These points aside... the verbiage at least seems dubious. I think of the protest last week in response to a House approval of a bill allotting $162 billion towards continued funding of the wars in Afghanistan and Iraq. Red stained dollar bills were showered upon lawmakers as they entered the visitor's gallery.
While that protest is not directly related to R-68, it coincides in my mind because is raises the question "what is the point?" "Does this create any positive change?" These types of protests seem naive. I think of Wendell Berry: "Much protest is naive. It expects quick, visible improvement, and despairs and gives up when such improvement doesn't come." It seems flashy, and reactive to splash around red dollar bills, and strut around the halls of congress in suits and pig masks. But this value judgment aside....does it work? To determine this, I suppose we should first ask "what are the goals of these acts?" before we are able to determine if they succeed.
I asked a friend what he thought the point of protest is. He responded by saying that he thinks it is to make your voice heard when you think no one else is listening. That seems accurate. It also seems naive; liek a shouting match. Yet this is the continuous rhetoric: "Let your voice be heard!" "Fight the oppressive silence!"...... I was having trouble Figuring out just why this bothered me so much. Why did this not seem right?
The answer dawned on me while reading at my mother's home. She had a copy of Josephus on a shelf, and liek I have done so many times before, browsed through it for something of interest. One of the first things I stumbled upon was the resistance of the Jews in Caesarea against Pilate and the orders of Roman law. They refused to allow a statue of the ruler to be erected, saying they would rather face death than see the laws of the Torah desecrated. This gave me chills. I then thought of the photograph of the man in front of tanks in Tiananmen Square. What gave these protests the authenticity that others seem to lack?

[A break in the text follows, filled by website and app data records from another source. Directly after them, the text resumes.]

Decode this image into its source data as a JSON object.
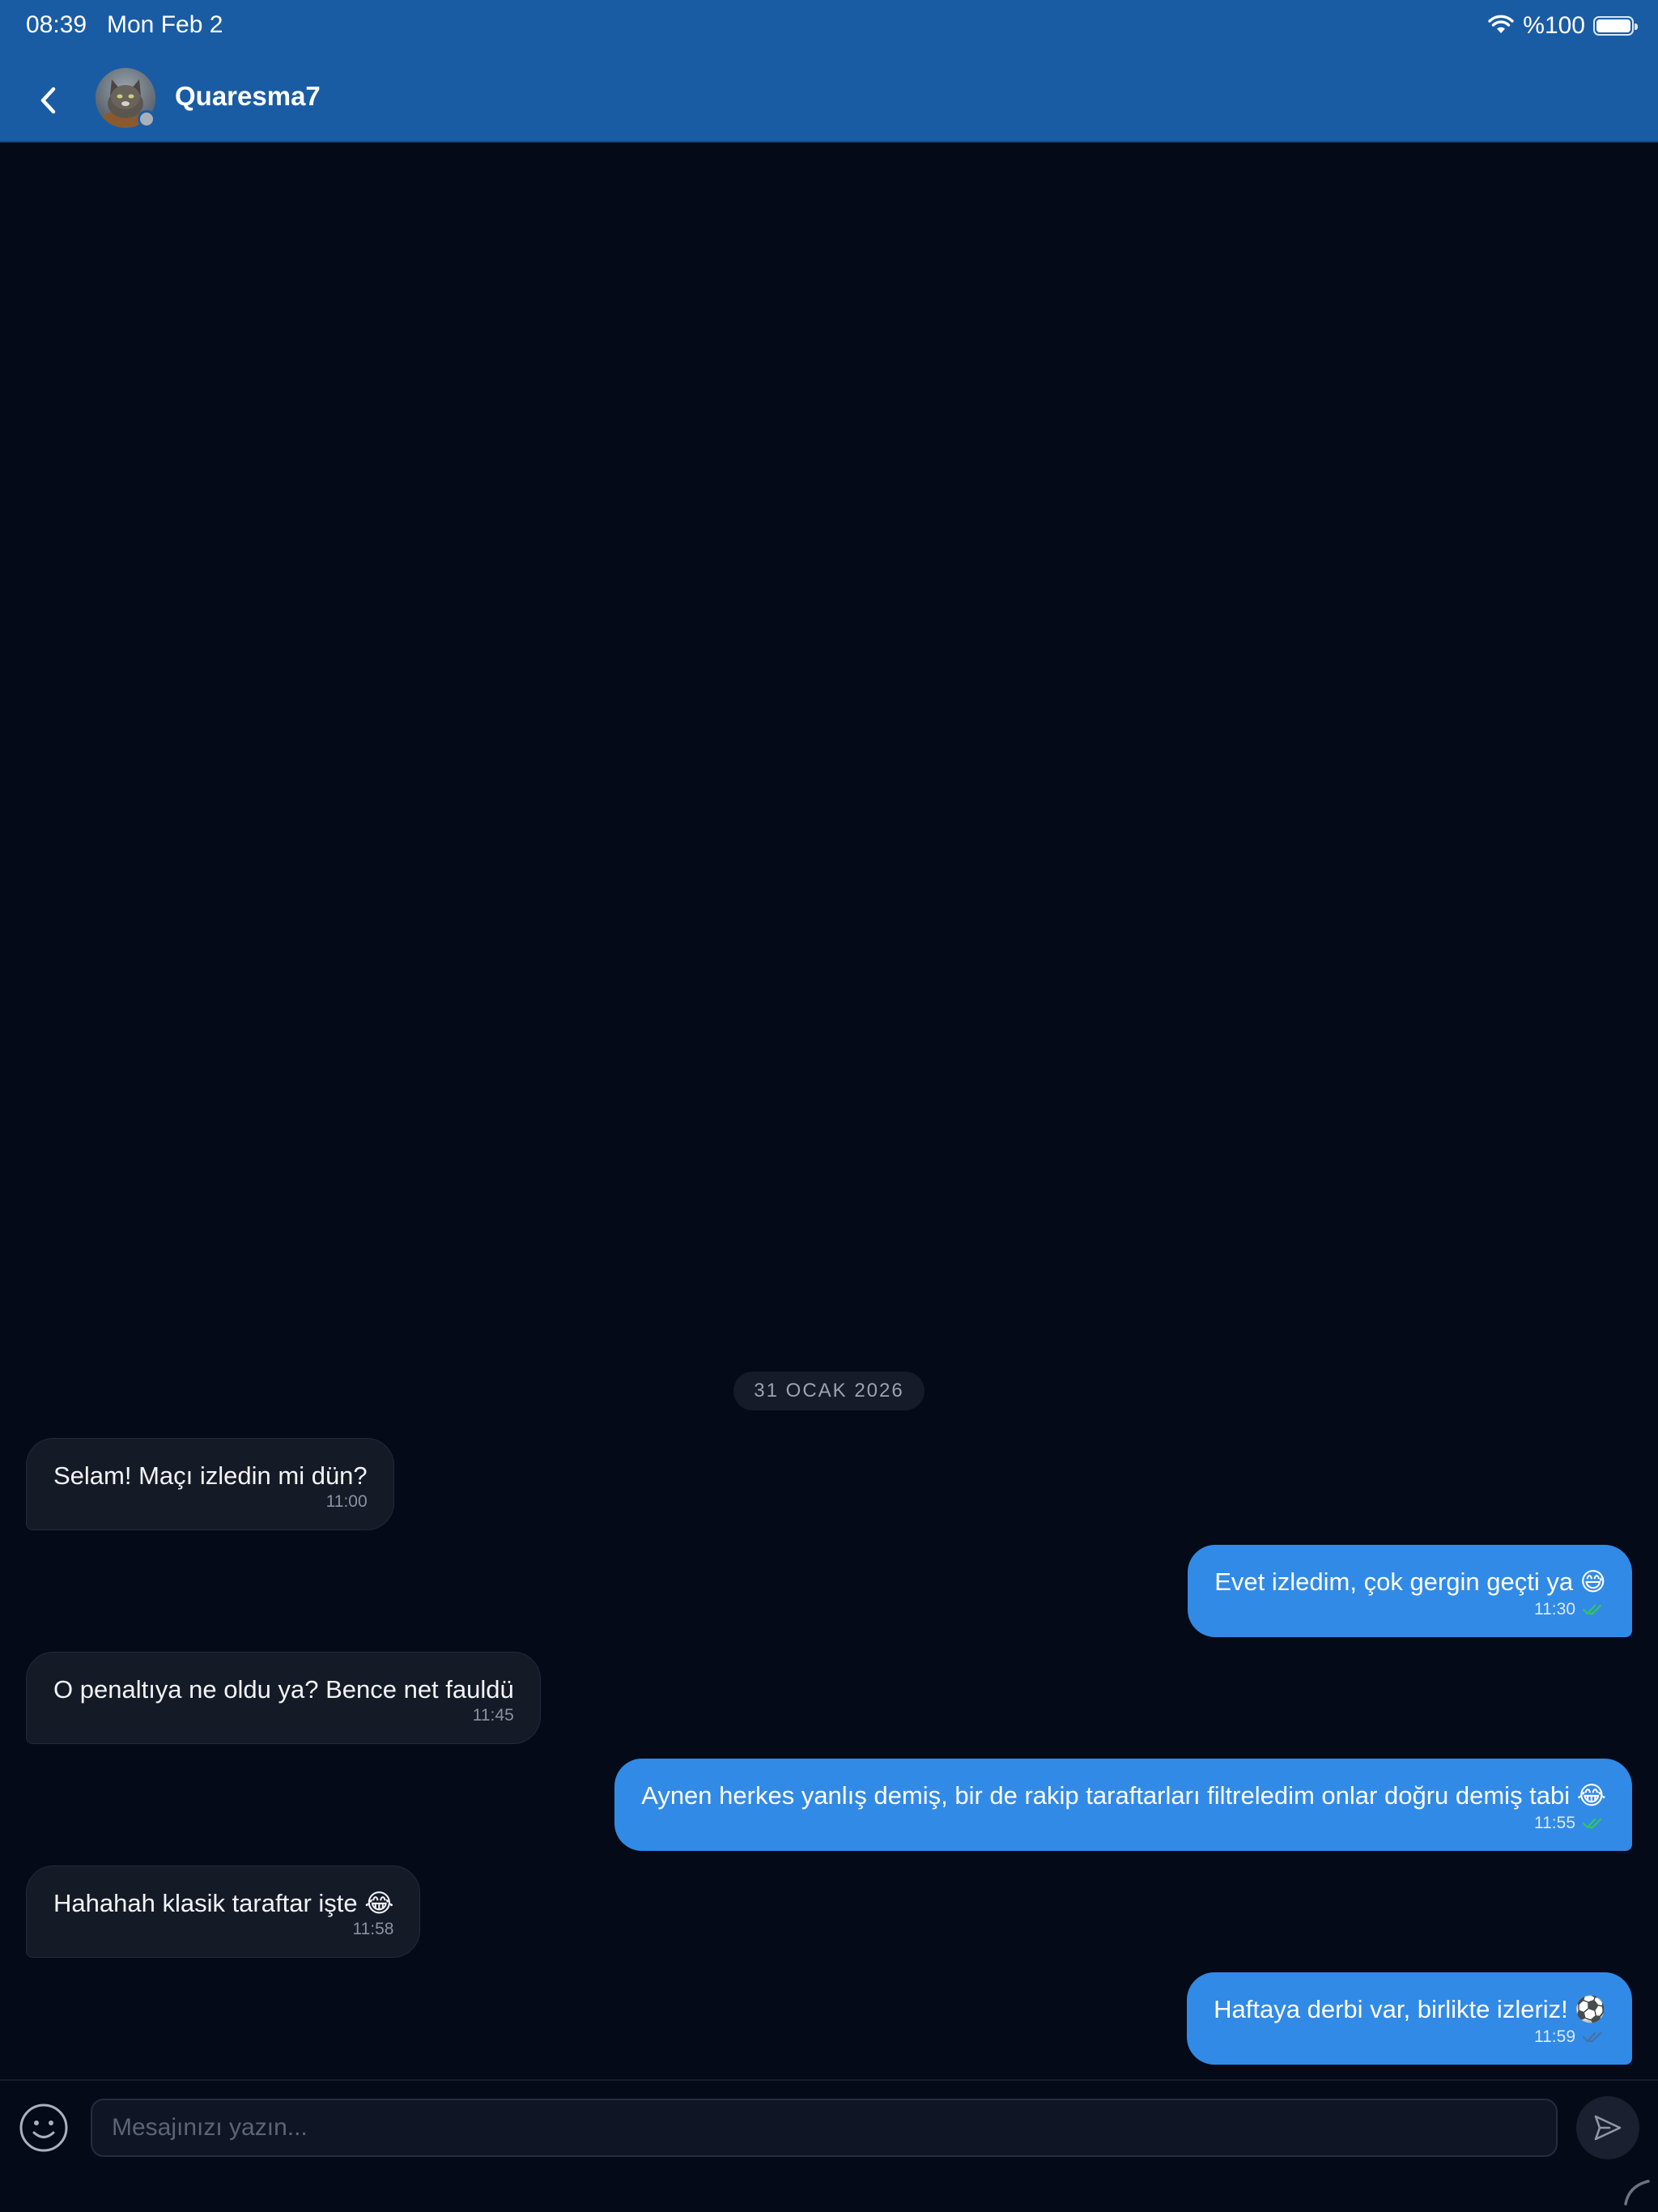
{
  "status_bar": {
    "time": "08:39",
    "date": "Mon Feb 2",
    "battery_label": "%100",
    "battery_level": 1.0
  },
  "header": {
    "contact_name": "Quaresma7",
    "back_icon": "chevron-left-icon",
    "avatar": "cat-photo-avatar",
    "presence": "offline"
  },
  "chat": {
    "date_separator": "31 OCAK 2026",
    "messages": [
      {
        "direction": "incoming",
        "text": "Selam! Maçı izledin mi dün?",
        "time": "11:00"
      },
      {
        "direction": "outgoing",
        "text": "Evet izledim, çok gergin geçti ya 😅",
        "time": "11:30",
        "status": "read"
      },
      {
        "direction": "incoming",
        "text": "O penaltıya ne oldu ya? Bence net fauldü",
        "time": "11:45"
      },
      {
        "direction": "outgoing",
        "text": "Aynen herkes yanlış demiş, bir de rakip taraftarları filtreledim onlar doğru demiş tabi 😂",
        "time": "11:55",
        "status": "read"
      },
      {
        "direction": "incoming",
        "text": "Hahahah klasik taraftar işte 😂",
        "time": "11:58"
      },
      {
        "direction": "outgoing",
        "text": "Haftaya derbi var, birlikte izleriz! ⚽",
        "time": "11:59",
        "status": "delivered"
      }
    ]
  },
  "composer": {
    "placeholder": "Mesajınızı yazın...",
    "value": "",
    "emoji_icon": "smiley-icon",
    "send_icon": "paper-plane-icon"
  },
  "colors": {
    "header_bg": "#1a5ca4",
    "background": "#050a19",
    "incoming_bubble": "#151a27",
    "outgoing_bubble": "#318ae6",
    "read_check": "#34c759",
    "delivered_check": "#4a6f9e"
  }
}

Again, Wendell Berry provided clarity. "If protest depends upon success, it has no durability. Protest that endures, is moved by a hope far more modest than that of public success: namely, the hope of preserving qualities in one's own heart and spirt, that would be destroyed by acquiescence." I think it is in this statement, that Berry is able to elucidate the poem Carruth wrote. It becomes clear that the poet's intention was simply one of survival. He had to write. He was left with no choice... action or atrophy.
I then think of Thoreau: "There will never be a really free and enlightened state until the state comes to recognize the individual as a higher, and independent power, from which all its own power and authority are derived, and treats him accordingly." The people are a power higher then the state. This is a fact that, for me, becomes lost and crippled by concerns with political parties, elections, laws and lawmakers. We are kept well sated with "facts" and conflicts; filled to the brim with diversions. But the restless current cannot remain forever dammed. The footage of the floods sweeping over the midwest at present, provide powerful imagery. It would seem it is time for our rivers to swell and levees to break. The time seems nearer at least, when people will heave breathes of resistance in as necessary a fashion as heaving breaths of air. There is not a need for violence, or elaborate show. There is only a need to refuse to quell, and a need to rise and climb...no matter how high the sandbags scale. I find I have hope in this...and hope is far more powerful than protest, because it is what gives one the strength to even heave those breaths.